As appeared in the
June 2016 Edition of Up Portland

Hello everyone!

This month I’ll be talking about a fairly simple phenomenon but one that impacts the Portland area daily in the Summer months: fog. Fog is as much a staple of life on the coast of Maine as the salty air and the rocky coast. Seemingly clear nights can turn into an ever shifting wall of grey by morning. Likewise, warm morning sun can instantly give way to a cold misty afternoon.

Fog forms off the coast of Maine when warm air moves over cold water. The cold water lowers the temperature of the air which acts to condense the moisture in the air.
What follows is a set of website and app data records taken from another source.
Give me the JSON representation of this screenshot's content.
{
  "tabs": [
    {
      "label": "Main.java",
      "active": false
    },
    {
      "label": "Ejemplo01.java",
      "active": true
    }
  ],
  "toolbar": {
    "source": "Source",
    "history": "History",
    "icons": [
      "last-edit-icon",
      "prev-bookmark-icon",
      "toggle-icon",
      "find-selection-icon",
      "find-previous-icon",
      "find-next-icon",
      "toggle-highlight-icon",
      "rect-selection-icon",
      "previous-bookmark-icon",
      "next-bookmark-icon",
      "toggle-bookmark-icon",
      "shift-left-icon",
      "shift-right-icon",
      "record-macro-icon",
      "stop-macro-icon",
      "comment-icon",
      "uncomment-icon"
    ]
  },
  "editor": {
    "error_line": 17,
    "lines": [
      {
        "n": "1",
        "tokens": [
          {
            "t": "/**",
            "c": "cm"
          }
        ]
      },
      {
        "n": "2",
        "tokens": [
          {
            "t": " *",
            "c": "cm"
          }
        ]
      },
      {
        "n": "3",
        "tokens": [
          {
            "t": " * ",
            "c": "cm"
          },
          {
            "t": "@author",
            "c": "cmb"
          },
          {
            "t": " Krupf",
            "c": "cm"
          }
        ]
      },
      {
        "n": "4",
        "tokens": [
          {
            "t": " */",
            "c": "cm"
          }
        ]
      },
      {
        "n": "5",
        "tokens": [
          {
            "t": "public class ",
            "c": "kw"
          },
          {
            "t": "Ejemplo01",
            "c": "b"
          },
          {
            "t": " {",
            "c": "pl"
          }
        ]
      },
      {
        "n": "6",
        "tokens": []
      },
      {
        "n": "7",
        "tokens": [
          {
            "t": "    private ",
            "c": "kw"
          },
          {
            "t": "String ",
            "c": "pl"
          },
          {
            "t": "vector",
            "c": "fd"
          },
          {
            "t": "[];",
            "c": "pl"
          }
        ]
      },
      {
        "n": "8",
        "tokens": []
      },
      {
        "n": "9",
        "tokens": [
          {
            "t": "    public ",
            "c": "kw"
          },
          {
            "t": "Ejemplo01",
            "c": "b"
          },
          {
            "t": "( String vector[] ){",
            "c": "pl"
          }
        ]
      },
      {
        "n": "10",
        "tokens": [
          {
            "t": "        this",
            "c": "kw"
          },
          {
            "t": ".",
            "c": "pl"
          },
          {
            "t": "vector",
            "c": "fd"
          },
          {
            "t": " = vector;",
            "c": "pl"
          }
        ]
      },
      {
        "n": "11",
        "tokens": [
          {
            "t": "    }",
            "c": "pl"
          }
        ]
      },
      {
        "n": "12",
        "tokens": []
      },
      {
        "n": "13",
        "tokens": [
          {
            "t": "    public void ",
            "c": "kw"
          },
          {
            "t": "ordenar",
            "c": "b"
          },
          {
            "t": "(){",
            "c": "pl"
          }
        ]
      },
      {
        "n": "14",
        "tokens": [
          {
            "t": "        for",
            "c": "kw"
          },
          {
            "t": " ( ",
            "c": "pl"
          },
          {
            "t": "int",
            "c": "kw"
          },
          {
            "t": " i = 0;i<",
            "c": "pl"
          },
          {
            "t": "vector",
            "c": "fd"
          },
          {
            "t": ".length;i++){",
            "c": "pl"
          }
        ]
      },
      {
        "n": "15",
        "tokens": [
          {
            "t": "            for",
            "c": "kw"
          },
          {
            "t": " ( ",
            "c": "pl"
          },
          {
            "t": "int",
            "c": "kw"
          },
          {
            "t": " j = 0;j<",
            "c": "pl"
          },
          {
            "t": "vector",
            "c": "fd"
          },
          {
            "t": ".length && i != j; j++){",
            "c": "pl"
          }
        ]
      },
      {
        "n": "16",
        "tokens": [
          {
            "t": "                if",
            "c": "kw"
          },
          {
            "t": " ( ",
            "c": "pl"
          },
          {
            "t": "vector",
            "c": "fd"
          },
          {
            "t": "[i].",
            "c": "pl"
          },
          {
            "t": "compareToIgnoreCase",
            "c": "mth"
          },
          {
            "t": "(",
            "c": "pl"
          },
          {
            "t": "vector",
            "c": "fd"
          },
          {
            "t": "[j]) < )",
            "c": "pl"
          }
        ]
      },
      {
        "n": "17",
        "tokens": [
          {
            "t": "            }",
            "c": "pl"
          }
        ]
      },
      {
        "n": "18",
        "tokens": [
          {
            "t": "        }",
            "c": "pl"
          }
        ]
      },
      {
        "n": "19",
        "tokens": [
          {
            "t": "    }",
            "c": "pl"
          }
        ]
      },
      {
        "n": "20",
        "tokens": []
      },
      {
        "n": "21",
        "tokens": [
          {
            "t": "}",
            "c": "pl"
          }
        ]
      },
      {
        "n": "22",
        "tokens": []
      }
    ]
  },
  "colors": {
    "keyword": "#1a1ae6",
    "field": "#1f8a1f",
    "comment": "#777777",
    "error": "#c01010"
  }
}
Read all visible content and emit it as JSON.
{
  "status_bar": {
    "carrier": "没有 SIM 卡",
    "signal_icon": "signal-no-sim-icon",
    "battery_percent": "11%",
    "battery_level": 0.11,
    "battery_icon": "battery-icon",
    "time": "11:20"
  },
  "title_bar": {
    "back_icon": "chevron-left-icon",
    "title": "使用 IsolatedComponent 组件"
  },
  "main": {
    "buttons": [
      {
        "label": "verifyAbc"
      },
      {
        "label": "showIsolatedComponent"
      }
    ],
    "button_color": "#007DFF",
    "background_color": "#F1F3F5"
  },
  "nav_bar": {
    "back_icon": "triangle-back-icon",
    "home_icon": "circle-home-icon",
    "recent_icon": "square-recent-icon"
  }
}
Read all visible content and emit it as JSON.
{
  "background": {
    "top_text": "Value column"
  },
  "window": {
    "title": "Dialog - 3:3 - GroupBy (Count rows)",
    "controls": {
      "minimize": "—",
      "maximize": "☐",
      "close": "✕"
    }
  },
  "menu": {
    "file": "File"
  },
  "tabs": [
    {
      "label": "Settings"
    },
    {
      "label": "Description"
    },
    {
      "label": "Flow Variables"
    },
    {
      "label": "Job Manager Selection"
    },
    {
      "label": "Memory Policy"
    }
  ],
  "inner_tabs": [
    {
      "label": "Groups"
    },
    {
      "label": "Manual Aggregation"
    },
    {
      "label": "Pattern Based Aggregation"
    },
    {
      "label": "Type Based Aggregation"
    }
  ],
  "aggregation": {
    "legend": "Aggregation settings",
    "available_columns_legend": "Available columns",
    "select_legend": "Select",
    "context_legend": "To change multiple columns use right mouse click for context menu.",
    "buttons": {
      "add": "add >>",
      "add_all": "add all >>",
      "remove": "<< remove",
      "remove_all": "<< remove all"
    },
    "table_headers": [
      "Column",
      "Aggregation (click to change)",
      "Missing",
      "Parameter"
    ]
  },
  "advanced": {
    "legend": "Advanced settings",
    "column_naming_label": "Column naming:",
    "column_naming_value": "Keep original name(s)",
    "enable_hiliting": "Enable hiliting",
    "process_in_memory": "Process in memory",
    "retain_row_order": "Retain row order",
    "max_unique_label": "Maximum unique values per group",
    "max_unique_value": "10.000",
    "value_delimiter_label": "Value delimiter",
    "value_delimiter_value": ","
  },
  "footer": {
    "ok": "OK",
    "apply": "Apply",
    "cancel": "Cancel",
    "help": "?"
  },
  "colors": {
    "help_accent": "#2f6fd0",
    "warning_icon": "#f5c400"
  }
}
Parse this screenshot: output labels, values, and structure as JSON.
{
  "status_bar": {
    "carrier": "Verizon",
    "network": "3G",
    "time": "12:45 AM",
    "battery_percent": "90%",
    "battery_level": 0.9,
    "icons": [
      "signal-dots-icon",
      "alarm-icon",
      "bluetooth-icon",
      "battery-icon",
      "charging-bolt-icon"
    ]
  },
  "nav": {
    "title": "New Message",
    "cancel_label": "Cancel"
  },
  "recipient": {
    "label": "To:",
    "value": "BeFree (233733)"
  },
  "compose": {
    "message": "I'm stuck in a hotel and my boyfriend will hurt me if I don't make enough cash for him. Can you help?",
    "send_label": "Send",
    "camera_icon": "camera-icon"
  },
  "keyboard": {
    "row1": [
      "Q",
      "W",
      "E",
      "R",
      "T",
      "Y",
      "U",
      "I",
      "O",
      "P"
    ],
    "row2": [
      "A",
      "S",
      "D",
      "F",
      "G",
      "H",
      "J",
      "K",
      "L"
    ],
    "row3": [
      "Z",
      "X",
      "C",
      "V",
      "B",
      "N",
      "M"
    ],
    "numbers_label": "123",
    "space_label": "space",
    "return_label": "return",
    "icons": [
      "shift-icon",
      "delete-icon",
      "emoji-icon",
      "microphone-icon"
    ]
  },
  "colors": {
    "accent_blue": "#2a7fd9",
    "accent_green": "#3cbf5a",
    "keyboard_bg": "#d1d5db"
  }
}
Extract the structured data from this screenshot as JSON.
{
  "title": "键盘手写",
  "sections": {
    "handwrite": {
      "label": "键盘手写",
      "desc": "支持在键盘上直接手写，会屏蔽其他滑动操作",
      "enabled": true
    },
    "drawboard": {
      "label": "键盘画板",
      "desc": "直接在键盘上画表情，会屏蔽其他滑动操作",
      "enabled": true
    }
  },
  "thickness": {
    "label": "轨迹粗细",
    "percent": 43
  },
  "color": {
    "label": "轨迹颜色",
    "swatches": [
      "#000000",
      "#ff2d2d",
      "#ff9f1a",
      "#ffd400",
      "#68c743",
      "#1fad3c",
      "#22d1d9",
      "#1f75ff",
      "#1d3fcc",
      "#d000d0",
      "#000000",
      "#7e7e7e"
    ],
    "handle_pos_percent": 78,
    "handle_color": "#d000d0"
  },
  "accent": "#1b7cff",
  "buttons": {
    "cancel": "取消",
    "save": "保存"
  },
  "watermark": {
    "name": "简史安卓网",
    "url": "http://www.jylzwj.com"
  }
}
The condensation of the moisture in the air results in thick fog. Fog banks move at the mercy of the wind which accounts for their sudden arrival and departure. A subtle shift in wind from the South to the South-East can mean the difference between sunny with 80 degree temps and thick mist/drizzle with 60F temps.

These wind shifts can be quite subtle due to the geography of the Gulf of Maine. Southerly or South-Westerly winds such as those seen during the Summer months will travel over either the baking hot Southeast U.S. and Mid-Atlantic or the toasty Gulf Stream waters before they arrive here. This ensures a constant supply of warm moist air. Once you get to around Cape Cod and the cold Labrador current takes over the ocean so the warm, moist air cools, condenses, and turns quickly to fog. Even the slightest easterly component to the wind will drive this fog bank right into the coast.

How does morning fog burn off to a beautiful afternoon? 

As the sun comes up and its warm rays beat down on the city, the temperature of the fog bank begins to rise. Eventually, layer by layer, the air comprising the fog bank warms above the dew point and the condensation vaporizes into invisible water vapour leaving a wonderful Summer’s day to be enjoyed.



















​Enjoy the coming start to Summer and be sure to think about condensation and how all this happens next time you wake up to a foggy morning!

​-Jack